Ft=2gm1m2m3(1+u)/(m2m3-m1m3+4m1m2(1+u))

Is that correct? god i hope so

Edit:: I think i can pull out an M3 from the denominator and make it m3(m2-m1)+4m1m2(1+u)

Okay, i went back through it and, somehow i turned a positive into a negative in the middle of all my algebra for no reason. So now i have the same thing except

Ft=2gm1m2m3(1+u)/(m2m3+m1m3+4m1m2(1+u))

Doc Al
Mentor
Okay, i went back through it and, somehow i turned a positive into a negative in the middle of all my algebra for no reason. So now i have the same thing except

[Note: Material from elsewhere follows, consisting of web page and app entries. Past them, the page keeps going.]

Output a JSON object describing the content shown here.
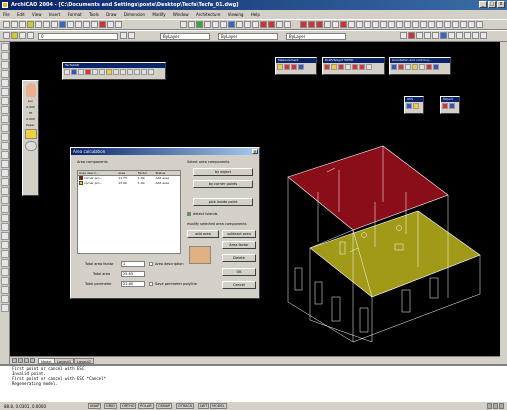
{
  "window": {
    "title": "ArchiCAD 2004 - [C:\\Documents and Settings\\poste\\Desktop\\Tecfa\\Tecfa_01.dwg]",
    "controls": [
      "_",
      "□",
      "x"
    ]
  },
  "menu": [
    "File",
    "Edit",
    "View",
    "Insert",
    "Format",
    "Tools",
    "Draw",
    "Dimension",
    "Modify",
    "Window",
    "Architecture",
    "Viewing",
    "Help"
  ],
  "toolbar2": {
    "layer_combo": "0",
    "color_combo": "ByLayer",
    "linetype_combo": "ByLayer",
    "lineweight_combo": "ByLayer"
  },
  "floating_toolbars": {
    "tecfa": "TecfaCAD",
    "measurement": "Measurement",
    "drafting": "Draft/Spigot WPHD",
    "annotation": "Annotation and control p...",
    "acs": "ACS",
    "object": "Object"
  },
  "side_panel": {
    "values": [
      "Lun",
      "0.000",
      "Ht",
      "0.000",
      "Paper"
    ]
  },
  "dialog": {
    "title": "Area calculation",
    "area_components_label": "Area components",
    "columns": [
      "Area descri...",
      "Area",
      "Factor",
      "Status"
    ],
    "rows": [
      {
        "name": "corner pro...",
        "area": "11.73",
        "factor": "1.00",
        "status": "Add area",
        "color": "#c00000"
      },
      {
        "name": "corner pro...",
        "area": "13.90",
        "factor": "1.00",
        "status": "Add area",
        "color": "#e8d800"
      }
    ],
    "select_label": "Select area components",
    "btn_by_object": "by object",
    "btn_by_corner": "by corner points",
    "btn_pick": "pick inside point",
    "detect_islands": "detect islands",
    "modify_label": "modify selected area components",
    "btn_add_area": "add area",
    "btn_subtract_area": "subtract area",
    "btn_area_factor": "Area factor",
    "btn_delete": "Delete",
    "total_area_factor_label": "Total area factor",
    "total_area_factor_value": "1",
    "area_description_label": "Area description",
    "total_area_label": "Total area",
    "total_area_value": "25.63",
    "total_perimeter_label": "Total perimeter",
    "total_perimeter_value": "21.60",
    "save_polyline": "Save perimeter polyline",
    "btn_ok": "OK",
    "btn_cancel": "Cancel"
  },
  "tabs": [
    "Model",
    "Layout1",
    "Layout2"
  ],
  "command_lines": [
    "First point or cancel with ESC",
    "Invalid point.",
    "First point or cancel with ESC *Cancel*",
    "Regenerating model."
  ],
  "status": {
    "coords": "88.8, 0.0301, 0.0000",
    "buttons": [
      "SNAP",
      "GRID",
      "ORTHO",
      "POLAR",
      "OSNAP",
      "OTRACK",
      "LWT",
      "MODEL"
    ]
  }
}
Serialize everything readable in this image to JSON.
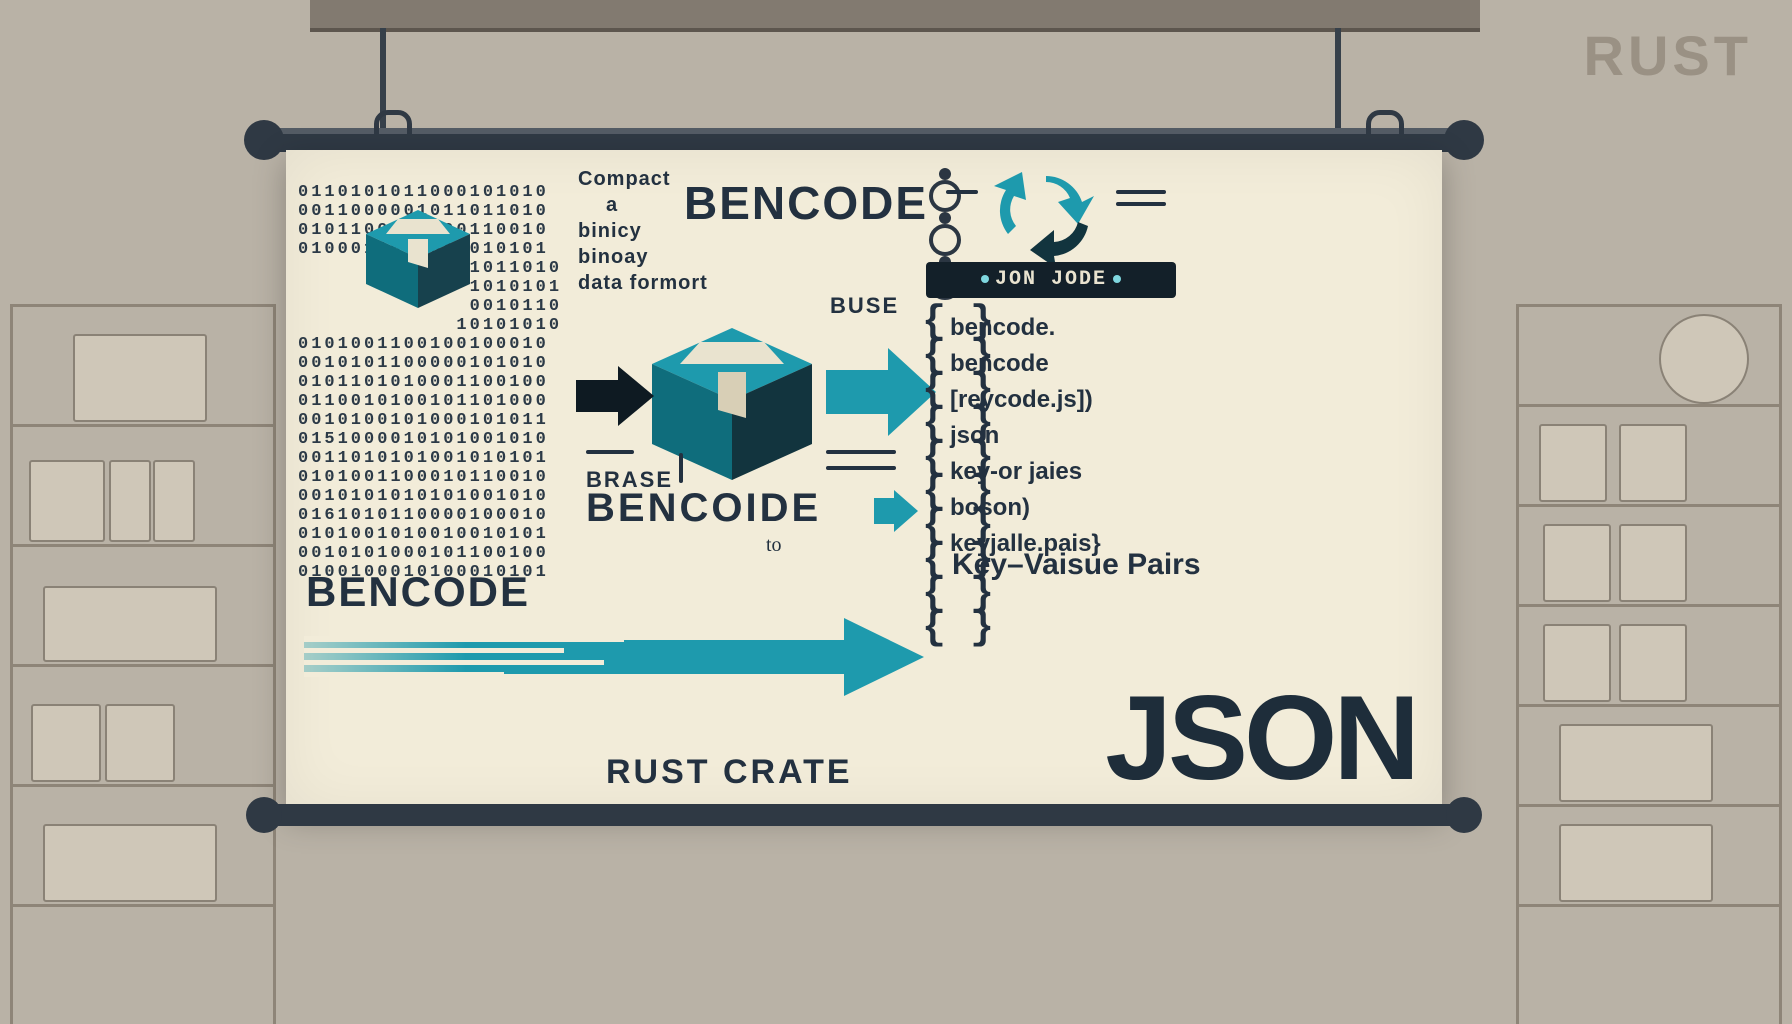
{
  "corner_label": "RUST",
  "binary_rows": [
    "0110101011000101010",
    "0011000001011011010",
    "0101100111000110010",
    "0100011000011010101",
    "             1011010",
    "             1010101",
    "             0010110",
    "            10101010",
    "0101001100100100010",
    "0010101100000101010",
    "0101101010001100100",
    "0110010100101101000",
    "0010100101000101011",
    "0151000010101001010",
    "0011010101001010101",
    "0101001100010110010",
    "0010101010101001010",
    "0161010110000100010",
    "0101001010010010101",
    "0010101000101100100",
    "0100100010100010101"
  ],
  "labels": {
    "compact1": "Compact",
    "compact2": "a",
    "compact3": "binicy",
    "compact4": "binoay",
    "compact5": "data formort",
    "bencode_title": "BENCODE",
    "brase": "BRASE",
    "bencoide": "BENCOIDE",
    "to": "to",
    "buse": "BUSE",
    "bencode_small": "BENCODE",
    "rust_crate": "RUST CRATE",
    "kvp": "Key–Vaisue Pairs",
    "plaque": "JON  JODE",
    "json_big": "JSON"
  },
  "key_list": [
    "bencode.",
    "bencode",
    "[reycode.js])",
    "json",
    "key-or jaies",
    "boson)",
    "keyjalle.pais}"
  ],
  "colors": {
    "teal": "#1e9aad",
    "teal_dark": "#0f6d7c",
    "ink": "#233140"
  }
}
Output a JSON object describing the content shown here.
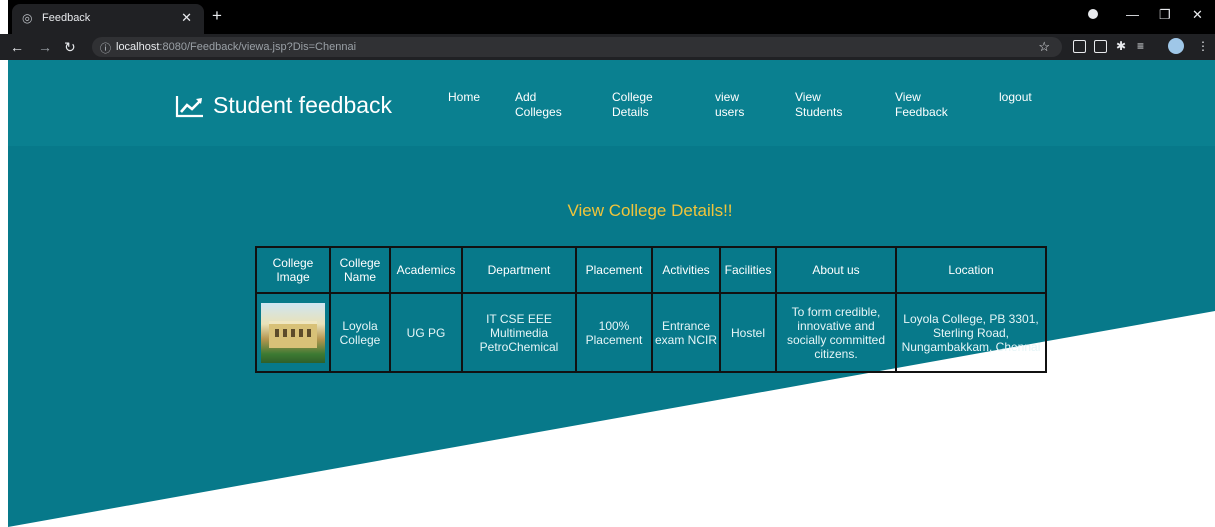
{
  "browser": {
    "tab_title": "Feedback",
    "url_host": "localhost",
    "url_rest": ":8080/Feedback/viewa.jsp?Dis=Chennai"
  },
  "header": {
    "brand": "Student feedback",
    "nav": [
      {
        "line1": "Home",
        "line2": ""
      },
      {
        "line1": "Add",
        "line2": "Colleges"
      },
      {
        "line1": "College",
        "line2": "Details"
      },
      {
        "line1": "view",
        "line2": "users"
      },
      {
        "line1": "View",
        "line2": "Students"
      },
      {
        "line1": "View",
        "line2": "Feedback"
      },
      {
        "line1": "logout",
        "line2": ""
      }
    ]
  },
  "main": {
    "heading": "View College Details!!",
    "table": {
      "headers": [
        [
          "College",
          "Image"
        ],
        [
          "College",
          "Name"
        ],
        [
          "Academics"
        ],
        [
          "Department"
        ],
        [
          "Placement"
        ],
        [
          "Activities"
        ],
        [
          "Facilities"
        ],
        [
          "About us"
        ],
        [
          "Location"
        ]
      ],
      "row": {
        "name": [
          "Loyola",
          "College"
        ],
        "academics": [
          "UG PG"
        ],
        "department": [
          "IT CSE EEE",
          "Multimedia",
          "PetroChemical"
        ],
        "placement": [
          "100%",
          "Placement"
        ],
        "activities": [
          "Entrance",
          "exam NCIR"
        ],
        "facilities": [
          "Hostel"
        ],
        "about": [
          "To form credible,",
          "innovative and",
          "socially committed",
          "citizens."
        ],
        "location": [
          "Loyola College, PB 3301,",
          "Sterling Road,",
          "Nungambakkam, Chennai"
        ]
      }
    }
  },
  "colors": {
    "page_bg": "#087d8d",
    "header_bg": "#0a8090",
    "heading": "#f0c43b"
  }
}
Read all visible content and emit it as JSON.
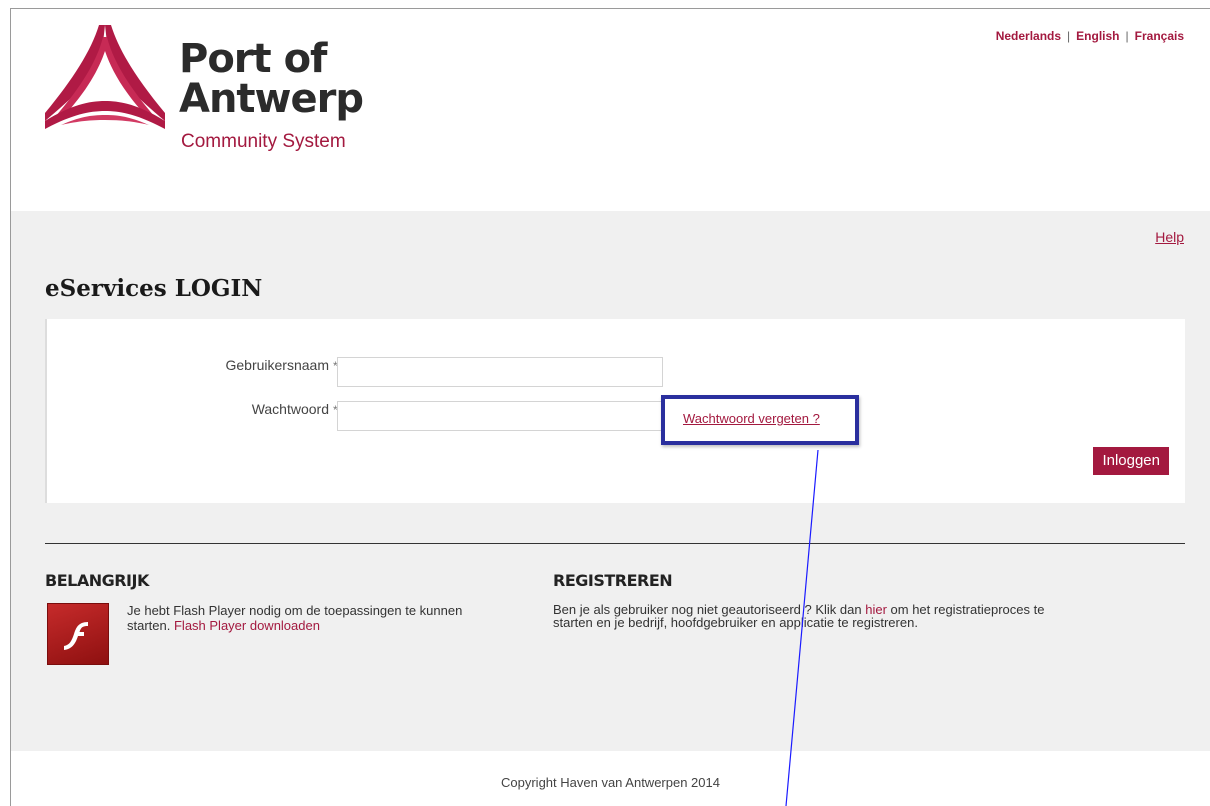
{
  "header": {
    "logo_line1": "Port of",
    "logo_line2": "Antwerp",
    "logo_sub": "Community System",
    "languages": [
      {
        "label": "Nederlands"
      },
      {
        "label": "English"
      },
      {
        "label": "Français"
      }
    ],
    "lang_separator": "|"
  },
  "main": {
    "help_label": "Help",
    "title": "eServices LOGIN",
    "login": {
      "username_label": "Gebruikersnaam",
      "password_label": "Wachtwoord",
      "required_marker": "*",
      "username_value": "",
      "password_value": "",
      "forgot_label": "Wachtwoord vergeten ?",
      "submit_label": "Inloggen"
    },
    "important": {
      "title": "BELANGRIJK",
      "text": "Je hebt Flash Player nodig om de toepassingen te kunnen starten.",
      "link_label": "Flash Player downloaden"
    },
    "register": {
      "title": "REGISTREREN",
      "text_before": "Ben je als gebruiker nog niet geautoriseerd ? Klik dan",
      "link_label": "hier",
      "text_after": "om het registratieproces te starten en je bedrijf, hoofdgebruiker en applicatie te registreren."
    }
  },
  "footer": {
    "copyright": "Copyright Haven van Antwerpen 2014"
  },
  "colors": {
    "brand": "#a3193f",
    "highlight": "#2a2f9e",
    "annotation_line": "#1a1aff",
    "panel_bg": "#f0f0f0"
  },
  "icons": {
    "logo": "port-of-antwerp-logo-icon",
    "flash": "flash-player-icon"
  }
}
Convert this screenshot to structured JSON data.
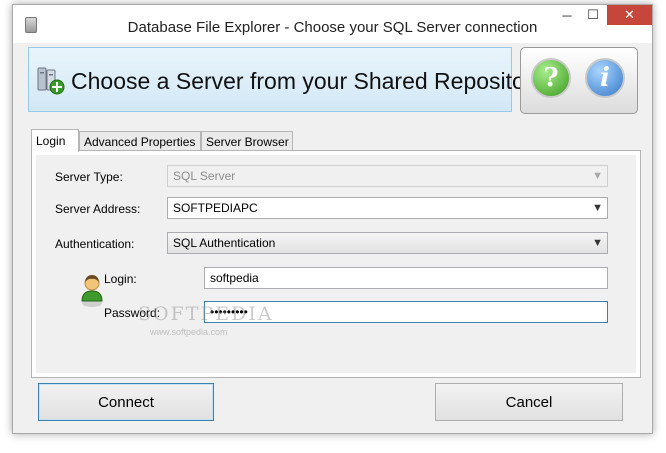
{
  "window": {
    "title": "Database File Explorer - Choose your SQL Server connection",
    "controls": {
      "minimize": "─",
      "maximize": "☐",
      "close": "✕"
    }
  },
  "banner": {
    "title": "Choose a Server from your Shared Repository",
    "icon": "server-add-icon"
  },
  "help_buttons": {
    "help": "?",
    "info": "i"
  },
  "tabs": [
    {
      "label": "Login",
      "active": true
    },
    {
      "label": "Advanced Properties",
      "active": false
    },
    {
      "label": "Server Browser",
      "active": false
    }
  ],
  "form": {
    "server_type": {
      "label": "Server Type:",
      "value": "SQL Server",
      "disabled": true
    },
    "server_address": {
      "label": "Server Address:",
      "value": "SOFTPEDIAPC"
    },
    "authentication": {
      "label": "Authentication:",
      "value": "SQL Authentication"
    },
    "login": {
      "label": "Login:",
      "value": "softpedia"
    },
    "password": {
      "label": "Password:",
      "value": "•••••••••"
    }
  },
  "watermark": {
    "text": "SOFTPEDIA",
    "sub": "www.softpedia.com"
  },
  "buttons": {
    "connect": "Connect",
    "cancel": "Cancel"
  },
  "colors": {
    "accent": "#3c7fb1",
    "banner_bg": "#e0eff9",
    "close": "#c7463c"
  }
}
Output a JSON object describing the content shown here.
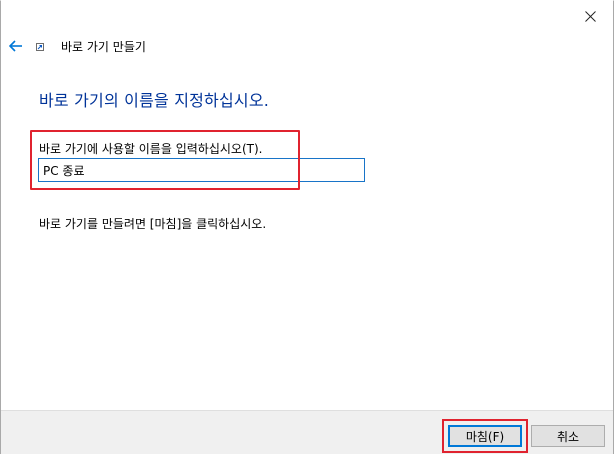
{
  "window": {
    "title": "바로 가기 만들기"
  },
  "header": {
    "back_icon": "back-arrow-icon",
    "app_icon": "shortcut-icon",
    "close_icon": "close-icon"
  },
  "main": {
    "heading": "바로 가기의 이름을 지정하십시오.",
    "field_label": "바로 가기에 사용할 이름을 입력하십시오(T).",
    "name_value": "PC 종료",
    "instruction": "바로 가기를 만들려면 [마침]을 클릭하십시오."
  },
  "footer": {
    "finish_label": "마침(F)",
    "cancel_label": "취소"
  },
  "colors": {
    "heading": "#003399",
    "highlight": "#e0232f",
    "input_border": "#1874c8",
    "back_arrow": "#0078d7"
  }
}
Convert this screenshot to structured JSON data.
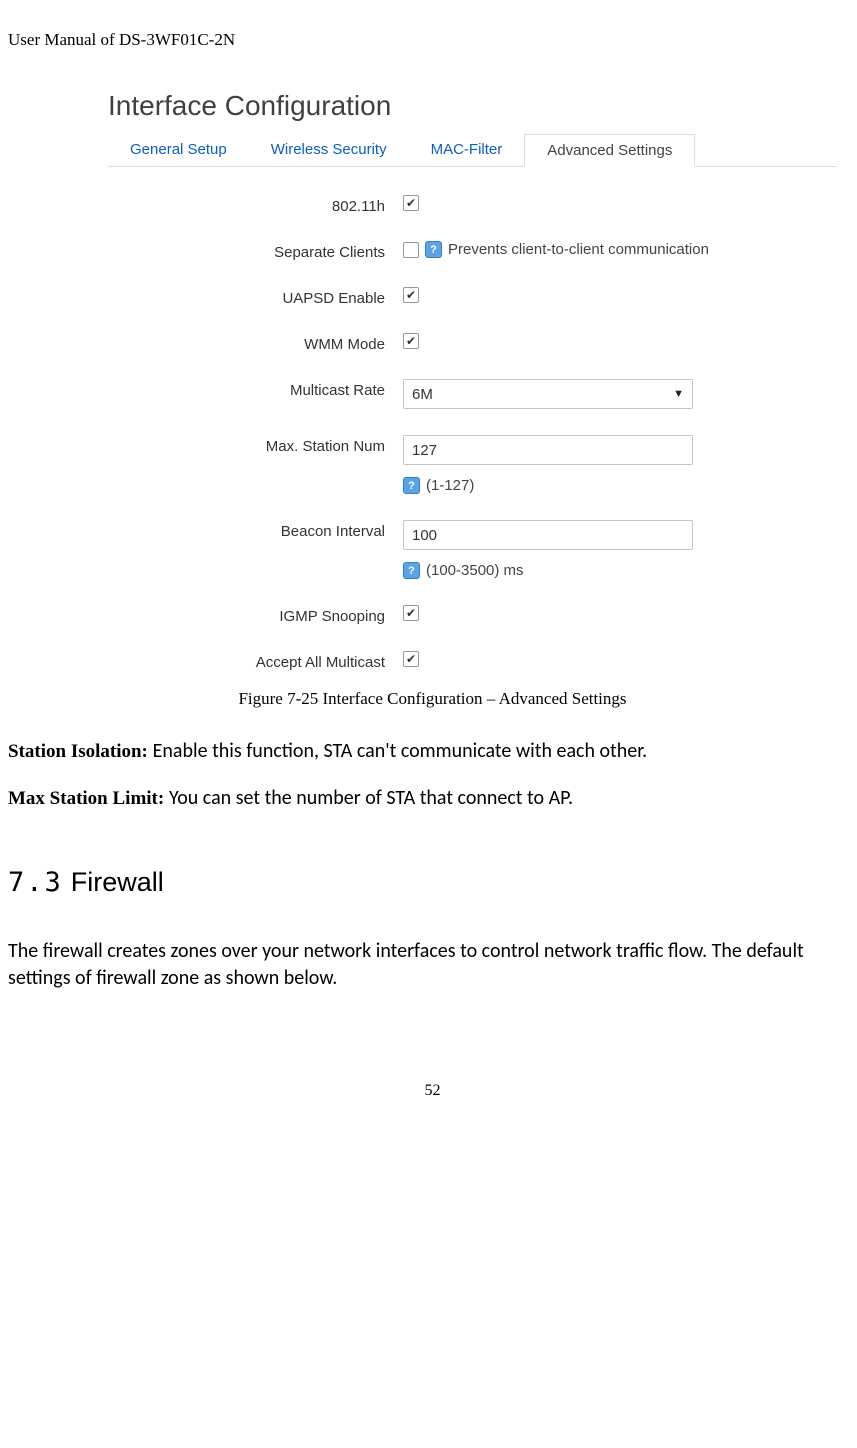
{
  "doc_header": "User Manual of DS-3WF01C-2N",
  "panel_title": "Interface Configuration",
  "tabs": {
    "general": "General Setup",
    "wireless": "Wireless Security",
    "mac": "MAC-Filter",
    "advanced": "Advanced Settings"
  },
  "fields": {
    "f80211h": {
      "label": "802.11h",
      "checked": "✔"
    },
    "separate": {
      "label": "Separate Clients",
      "checked": "",
      "hint": "Prevents client-to-client communication"
    },
    "uapsd": {
      "label": "UAPSD Enable",
      "checked": "✔"
    },
    "wmm": {
      "label": "WMM Mode",
      "checked": "✔"
    },
    "mcast": {
      "label": "Multicast Rate",
      "value": "6M"
    },
    "maxsta": {
      "label": "Max. Station Num",
      "value": "127",
      "hint": "(1-127)"
    },
    "beacon": {
      "label": "Beacon Interval",
      "value": "100",
      "hint": "(100-3500) ms"
    },
    "igmp": {
      "label": "IGMP Snooping",
      "checked": "✔"
    },
    "acceptmc": {
      "label": "Accept All Multicast",
      "checked": "✔"
    }
  },
  "help_badge": "?",
  "figure_caption": "Figure 7-25 Interface Configuration – Advanced Settings",
  "para_isolation": {
    "lead": "Station Isolation: ",
    "text": "Enable this function, STA can't communicate with each other."
  },
  "para_maxsta": {
    "lead": "Max Station Limit: ",
    "text": "You can set the number of STA that connect to AP."
  },
  "section": {
    "num": "7.3",
    "title": "Firewall"
  },
  "section_body": "The firewall creates zones over your network interfaces to control network traffic flow. The default settings of firewall zone as shown below.",
  "page_number": "52"
}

Ft=2gm1m2m3(1+u)/(m2m3+m1m3+4m1m2(1+u))
That's almost what I get. How did you get the (1+μ) in the denominator?

Unfortunately, I missed a few errors (typos, I presume) in your earlier equations:
M1a1=Ft-µM1a1 (1st equation)
M2a2=Ft-µM2a2 (2nd equation)
The friction force terms should be μMg, not μMa.

(Algebra's a pain in the butt, ain't it? )

Unfortunately, I missed a few errors (typos, I presume) in your earlier equations:

The friction force terms should be μMg, not μMa.

(Algebra's a pain in the butt, ain't it? )

Darn, I thought I was gonna be the first to catch that one

Unfortunately, I missed a few errors (typos, I presume) in your earlier equations:

The friction force terms should be μMg, not μMa.

Unfortunately I used, μMa meaning I probably got it wrong. I turned it in today so i don't have any of the work with me. When I get it back (Wednesday maybe?) I'll go back over and finish out the problem the right way.

Hopefully I'll get partial extra credit for what I had.